Threats may portend either lawful or unlawful action. First Amendment protection is extended to the former but not the latter. Therefore, a criminal statute that seeks to punish threats must clearly distinguish between an actionable or true threat and protected speech.
Judge Hanson had to guess at the meaning of section 36.03(a)(1) and its application to her official conduct because section 36.01(1)(F) [now 1.07(a)(9)(F) -EV] failed to give fair warning of the nature of the threat prohibited. Did the term “threat” encompass a threat of lawful action or only prohibit a threat of unlawful action?
Judge Hanson was the budget officer for Bosque County and the presiding officer of the commissioners’ court. She had jurisdiction over misdemeanants on probation. Bosque County could legally terminate its funding of employees in the district attorney’s office or district clerk’s office, and Judge Hanson could legally request the county attorney to institute proceedings to revoke a misdemeanant’s probation. Likewise, the district judge had the legal authority to terminate the county auditor, and the county attorney was the appropriate official to file a motion to revoke a misdemeanant’s probation. Assuming the allegations were true, Judge Hanson could have lawfully taken the actions threatened, and the district judge and county attorney, had they acted as she desired, would have acted lawfully.
Coercion of a lawful act by a threat of lawful action is protected free expression. See [Wurtz v. Risley, 719 F.2d 1438, 1441 (9th Cir.1983)]. Could Judge Hanson threaten to use her lawful authority and prerogatives of office to coerce other public officials into taking lawful actions which she or the commissioners’ court deemed expedient or desirable, or should she refrain from doing so out of fear of prosecution? What is and what is not lawful conduct cannot be left to such conjecture. Section 36.01(1)(F) was not drawn with the narrowness and precision required when legislating within the realm of the First Amendment.
A preeminent purpose of the First Amendment is to guarantee free and unfettered political discussion within government and among the citizenry.

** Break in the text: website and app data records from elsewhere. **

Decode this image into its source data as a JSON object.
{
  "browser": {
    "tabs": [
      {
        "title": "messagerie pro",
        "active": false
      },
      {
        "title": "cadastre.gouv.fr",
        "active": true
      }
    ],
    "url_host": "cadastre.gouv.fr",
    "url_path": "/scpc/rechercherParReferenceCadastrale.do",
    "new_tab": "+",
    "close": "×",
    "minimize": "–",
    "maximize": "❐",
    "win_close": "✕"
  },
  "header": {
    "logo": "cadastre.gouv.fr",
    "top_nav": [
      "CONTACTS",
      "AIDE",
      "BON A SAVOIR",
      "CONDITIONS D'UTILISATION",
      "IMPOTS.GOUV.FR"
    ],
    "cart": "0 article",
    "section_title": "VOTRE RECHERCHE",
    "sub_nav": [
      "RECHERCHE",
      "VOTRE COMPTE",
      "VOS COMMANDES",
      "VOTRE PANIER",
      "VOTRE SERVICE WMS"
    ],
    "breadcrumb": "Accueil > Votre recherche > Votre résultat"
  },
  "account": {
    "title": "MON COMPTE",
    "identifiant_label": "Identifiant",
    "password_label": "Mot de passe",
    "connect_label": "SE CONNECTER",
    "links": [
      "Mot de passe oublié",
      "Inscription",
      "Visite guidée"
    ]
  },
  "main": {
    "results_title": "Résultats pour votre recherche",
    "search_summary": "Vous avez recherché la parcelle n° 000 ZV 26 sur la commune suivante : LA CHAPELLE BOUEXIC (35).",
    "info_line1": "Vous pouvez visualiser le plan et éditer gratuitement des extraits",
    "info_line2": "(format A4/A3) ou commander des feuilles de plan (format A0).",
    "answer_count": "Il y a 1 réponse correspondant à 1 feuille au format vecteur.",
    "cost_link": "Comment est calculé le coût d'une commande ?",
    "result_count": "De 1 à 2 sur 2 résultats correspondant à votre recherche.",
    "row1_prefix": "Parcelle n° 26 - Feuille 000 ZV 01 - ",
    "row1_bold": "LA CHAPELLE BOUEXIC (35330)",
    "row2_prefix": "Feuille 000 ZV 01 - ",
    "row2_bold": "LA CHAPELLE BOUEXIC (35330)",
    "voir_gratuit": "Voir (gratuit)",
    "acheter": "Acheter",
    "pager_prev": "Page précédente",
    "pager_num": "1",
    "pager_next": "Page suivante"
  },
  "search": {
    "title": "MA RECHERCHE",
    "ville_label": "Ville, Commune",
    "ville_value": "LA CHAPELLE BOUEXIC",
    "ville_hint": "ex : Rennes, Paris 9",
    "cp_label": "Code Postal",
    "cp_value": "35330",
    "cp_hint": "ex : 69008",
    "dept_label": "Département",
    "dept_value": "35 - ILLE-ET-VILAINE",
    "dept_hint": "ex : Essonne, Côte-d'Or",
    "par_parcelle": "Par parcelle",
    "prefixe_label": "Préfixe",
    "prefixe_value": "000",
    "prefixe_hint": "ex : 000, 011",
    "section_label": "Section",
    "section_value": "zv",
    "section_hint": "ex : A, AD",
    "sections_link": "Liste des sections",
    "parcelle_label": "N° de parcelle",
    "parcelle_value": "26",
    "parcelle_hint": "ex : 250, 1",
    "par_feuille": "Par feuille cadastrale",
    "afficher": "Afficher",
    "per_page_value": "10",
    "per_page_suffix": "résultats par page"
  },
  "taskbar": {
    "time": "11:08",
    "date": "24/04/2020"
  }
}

Consequently, those who enter the political arena are fair game for sharp attacks inflicted by both the electorate and the elected. The hurly-burly world of courthouse politics is an arena where robust debate, often accompanied by blunt, caustic and even intemperate and vituperative language, is the by-product of public officials clashing over divisive issues. However, as long as the means are peaceful and their actions lawful, the boundaries of their political debate cannot be measured for constitutional protection by conventional standards of acceptability.
Freedom of speech must encompass the liberty of elected officials to discuss matters of public concern without prior restraint or fear of punishment. A vague statute that potentially could punish protected political debate violates due process because of its chilling effect on the exercise of that essential right.
Section 36.01(1)(F) was unconstitutionally vague when applied to Judge Hanson’s alleged conduct. This constitutional defect was transmitted to section 36.03(a)(1) by the impermissibly vague definition of “coercion.” These penal provisions violated due process because they did not give Judge Hanson fair notice of what type of threat was prohibited, failed to provide a clear, objective standard by which those charged with enforcement could assess her alleged conduct for its legality, and had a potential of inhibiting the exercise of her protected free expression as a public official.